It’s time to allow single-family home rentals
I attended the council meeting in December 2012 and voiced my support of providing single-family homeowners with a pathway to TOT compliance. The council voted at that time to commission a study of the issue.
We are still waiting for a decision on the issue, but I understand there may be some new movement with the new support of Mammoth Mountain CEO Rusty Gregory and Snowcreek.
Now is the time for the town council to finally show some leadership and move forward on this issue.
If the council is still wary of a cross the board measure, the council should move forward with a smaller scale, proactive trial study group.
The initial group would consist of 40-50 single family home owners, who would pay for the appropriate business license, open their homes up for safety code inspections, and collect the TOT for renters that stay less than one month.
The town would provide a limited use permit or variance to current zoning rules, and would monitor during the trial period for neighborhood complaints, and assess the increased TOT revenue that is received during that period.
I have researched my neighborhood C, C, & Rs, and there are currently no restrictions on single-family home rentals in place. I understand some neighborhoods have recently seen proposals to change their C, C, & Rs to allow for nightly rentals.
I have obtained the concurrence of my immediate neighbors for such a proposal.
Even though I advertise my residence as “monthly rental only,” I continue to receive numerous inquiries from interested guests that want the experience of an affordable single family “cabin” in the woods.
I have always carefully vetted these potential clients.

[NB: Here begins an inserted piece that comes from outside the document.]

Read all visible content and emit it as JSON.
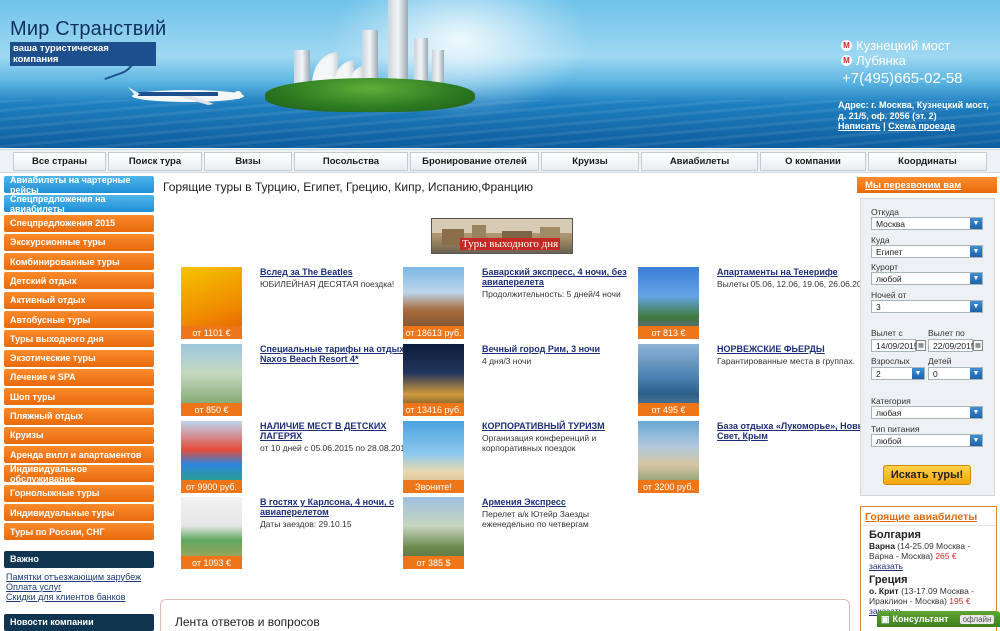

The vast majority of the inquires are families on extended vacation, European couples, fishermen in the summertime, seniors, and parents and families with children in winter ski schools and clubs.
These clients have expressed in emails that they DO NOT want to stay in a condo, Snowcreek, the Village, or a hotel, and they can’t afford Tallus.
They do not understand when I write to them to explain the current restrictions against nightly rentals for single family homeowners, and often relate they will plan their vacation in Yosemite, Big Bear, Tahoe, Bishop, or Park City.
I know there is a vocal group of residents who continue to object to nightly rentals.
Most of them seem to have connections to the lodging association, who continue to believe these guests would stay at one of their properties. In my experience, this has not been the case. The issues identified by some Mammoth town residents (parking, partying, substandard and illegal housekeepers, etc.) have not been my experience.
My residence has a two-car garage and long driveway to accommodate guests who have never parked on the town streets, and our neighbors have never complained about our monthly rental guests.
I would continue to carefully vet any new clients. Our current housekeeping needs are met by a local bonded and licensed company that currently services legal condo rentals and monthly rental properties.
The bottom line is many potential guests are being turned away, and I would GLADLY pay the TOT, increasing the revenue generated by the town for its important city services and infrastructure.
The above proposal is a limited way the town could move forward with selective home owners that meet certain criteria. If you monitor the activities of the members of this initial study group for one year, you will see increased revenue, rental transparency, and positive feedback from guests. The town would be also be able to carefully assess any legitimate complaints received by resident neighbors. I know other home owners similarly situated that would sign up for this initial focus group.
I urge the council to adopt a creative measure like the one outlined above that provides a pathway for single family homeowners to comply with their TOT obligations for short term rentals.
Mammoth homeowner and taxpayer